-- Opening Marker --
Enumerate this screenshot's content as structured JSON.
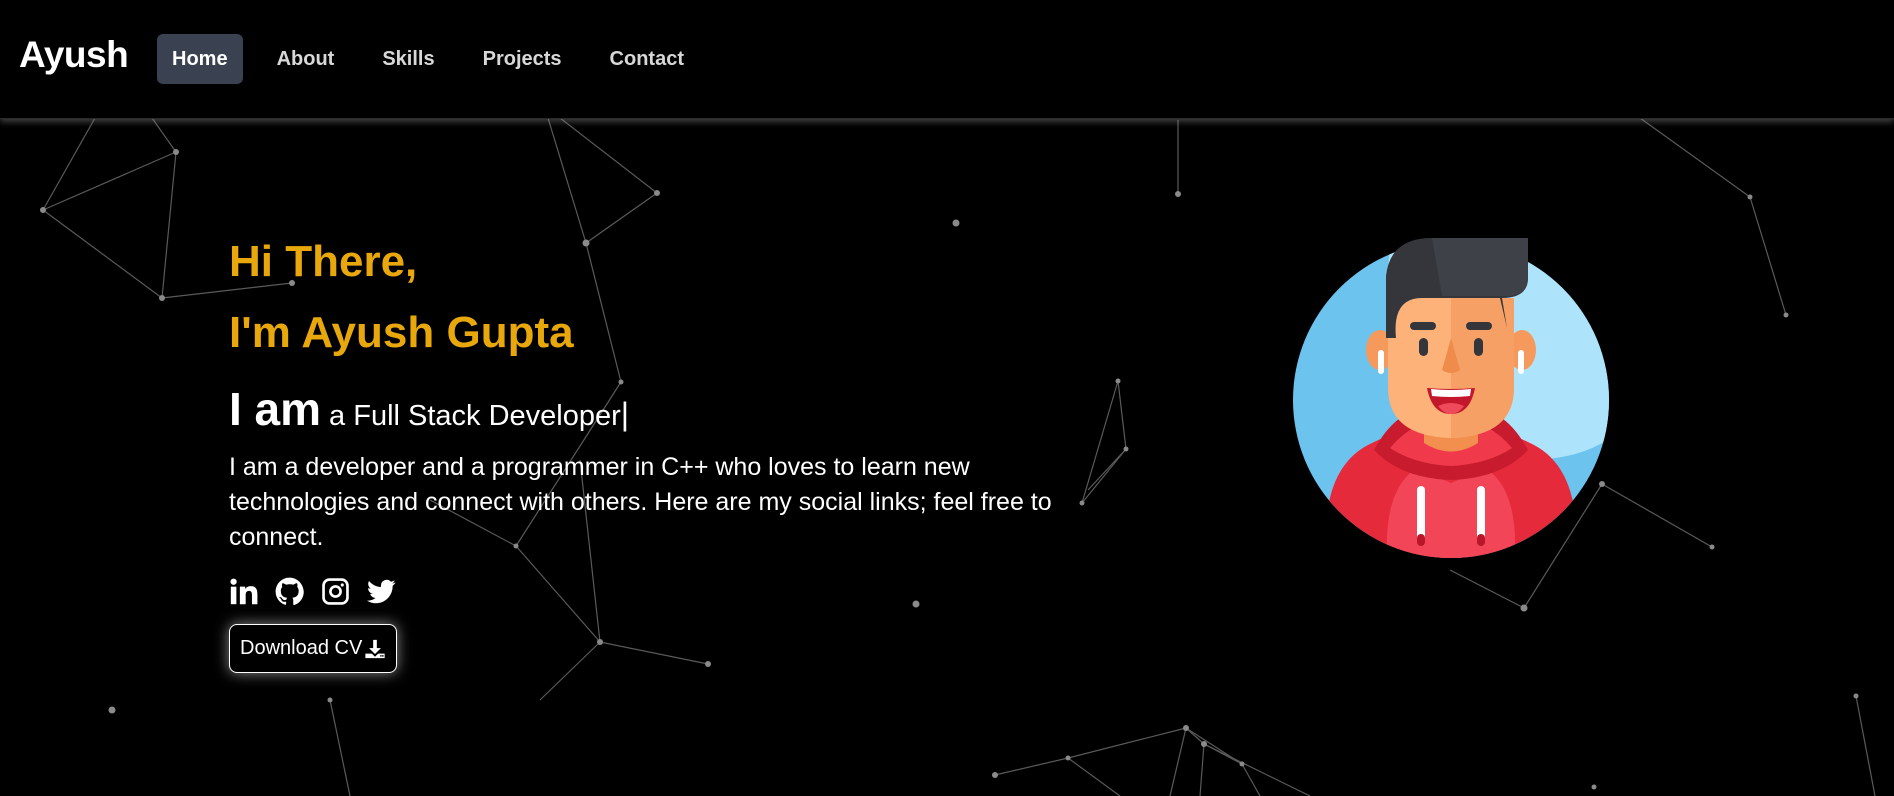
{
  "navbar": {
    "brand": "Ayush",
    "links": [
      {
        "label": "Home",
        "active": true
      },
      {
        "label": "About",
        "active": false
      },
      {
        "label": "Skills",
        "active": false
      },
      {
        "label": "Projects",
        "active": false
      },
      {
        "label": "Contact",
        "active": false
      }
    ]
  },
  "hero": {
    "greeting_line1": "Hi There,",
    "greeting_line2": "I'm Ayush Gupta",
    "role_prefix": "I am",
    "role_text": "a Full Stack Developer",
    "cursor": "|",
    "bio": "I am a developer and a programmer in C++ who loves to learn new technologies and connect with others. Here are my social links; feel free to connect.",
    "socials": [
      {
        "name": "linkedin",
        "icon": "linkedin-icon"
      },
      {
        "name": "github",
        "icon": "github-icon"
      },
      {
        "name": "instagram",
        "icon": "instagram-icon"
      },
      {
        "name": "twitter",
        "icon": "twitter-icon"
      }
    ],
    "download_label": "Download CV",
    "download_icon": "download-icon"
  },
  "colors": {
    "background": "#000000",
    "accent": "#e8a80c",
    "nav_active": "#3a4150",
    "particle": "#8a8a8a"
  }
}
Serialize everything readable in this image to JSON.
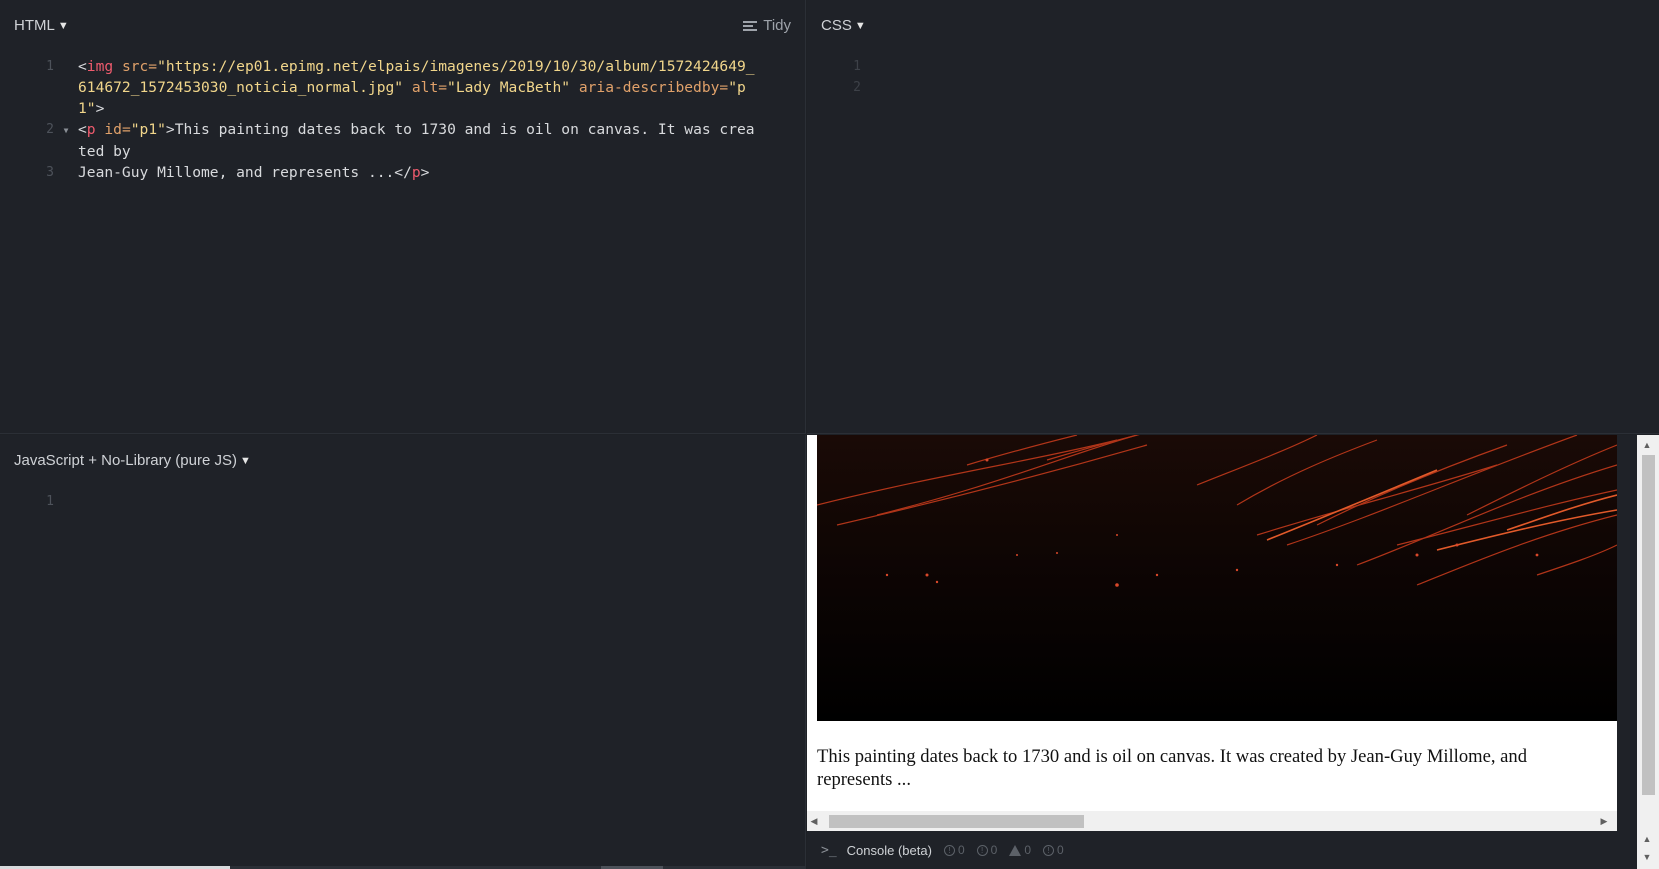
{
  "html_panel": {
    "title": "HTML",
    "tidy_label": "Tidy",
    "line_numbers": [
      "1",
      "2",
      "3"
    ],
    "code": {
      "l1_open": "<",
      "l1_tag": "img",
      "l1_attr1": " src=",
      "l1_src_a": "\"https://ep01.epimg.net/elpais/imagenes/2019/10/30/album/1572424649_",
      "l1_src_b": "614672_1572453030_noticia_normal.jpg\"",
      "l1_attr2": " alt=",
      "l1_alt": "\"Lady MacBeth\"",
      "l1_attr3": " aria-describedby=",
      "l1_desc_a": "\"p",
      "l1_desc_b": "1\"",
      "l1_close": ">",
      "l2_open": "<",
      "l2_tag": "p",
      "l2_attr": " id=",
      "l2_id": "\"p1\"",
      "l2_text_a": ">This painting dates back to 1730 and is oil on canvas. It was crea",
      "l2_text_b": "ted by",
      "l3_text": "Jean-Guy Millome, and represents ...</",
      "l3_tag": "p",
      "l3_close": ">"
    }
  },
  "css_panel": {
    "title": "CSS",
    "line_numbers": [
      "1",
      "2"
    ]
  },
  "js_panel": {
    "title": "JavaScript + No-Library (pure JS)",
    "line_numbers": [
      "1"
    ]
  },
  "result": {
    "image_alt": "Lady MacBeth",
    "caption": "This painting dates back to 1730 and is oil on canvas. It was created by Jean-Guy Millome, and represents ...",
    "console_label": "Console (beta)",
    "counters": [
      "0",
      "0",
      "0",
      "0"
    ]
  }
}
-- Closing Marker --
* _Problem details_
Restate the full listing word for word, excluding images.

* _Result of the task_
Enumerate this screenshot's content as structured JSON.
{
  "navbar": {
    "brand": "Ayush",
    "links": [
      {
        "label": "Home",
        "active": true
      },
      {
        "label": "About",
        "active": false
      },
      {
        "label": "Skills",
        "active": false
      },
      {
        "label": "Projects",
        "active": false
      },
      {
        "label": "Contact",
        "active": false
      }
    ]
  },
  "hero": {
    "greeting_line1": "Hi There,",
    "greeting_line2": "I'm Ayush Gupta",
    "role_prefix": "I am",
    "role_text": "a Full Stack Developer",
    "cursor": "|",
    "bio": "I am a developer and a programmer in C++ who loves to learn new technologies and connect with others. Here are my social links; feel free to connect.",
    "socials": [
      {
        "name": "linkedin",
        "icon": "linkedin-icon"
      },
      {
        "name": "github",
        "icon": "github-icon"
      },
      {
        "name": "instagram",
        "icon": "instagram-icon"
      },
      {
        "name": "twitter",
        "icon": "twitter-icon"
      }
    ],
    "download_label": "Download CV",
    "download_icon": "download-icon"
  },
  "colors": {
    "background": "#000000",
    "accent": "#e8a80c",
    "nav_active": "#3a4150",
    "particle": "#8a8a8a"
  }
}
Serialize everything readable in this image to JSON.
{
  "html_panel": {
    "title": "HTML",
    "tidy_label": "Tidy",
    "line_numbers": [
      "1",
      "2",
      "3"
    ],
    "code": {
      "l1_open": "<",
      "l1_tag": "img",
      "l1_attr1": " src=",
      "l1_src_a": "\"https://ep01.epimg.net/elpais/imagenes/2019/10/30/album/1572424649_",
      "l1_src_b": "614672_1572453030_noticia_normal.jpg\"",
      "l1_attr2": " alt=",
      "l1_alt": "\"Lady MacBeth\"",
      "l1_attr3": " aria-describedby=",
      "l1_desc_a": "\"p",
      "l1_desc_b": "1\"",
      "l1_close": ">",
      "l2_open": "<",
      "l2_tag": "p",
      "l2_attr": " id=",
      "l2_id": "\"p1\"",
      "l2_text_a": ">This painting dates back to 1730 and is oil on canvas. It was crea",
      "l2_text_b": "ted by",
      "l3_text": "Jean-Guy Millome, and represents ...</",
      "l3_tag": "p",
      "l3_close": ">"
    }
  },
  "css_panel": {
    "title": "CSS",
    "line_numbers": [
      "1",
      "2"
    ]
  },
  "js_panel": {
    "title": "JavaScript + No-Library (pure JS)",
    "line_numbers": [
      "1"
    ]
  },
  "result": {
    "image_alt": "Lady MacBeth",
    "caption": "This painting dates back to 1730 and is oil on canvas. It was created by Jean-Guy Millome, and represents ...",
    "console_label": "Console (beta)",
    "counters": [
      "0",
      "0",
      "0",
      "0"
    ]
  }
}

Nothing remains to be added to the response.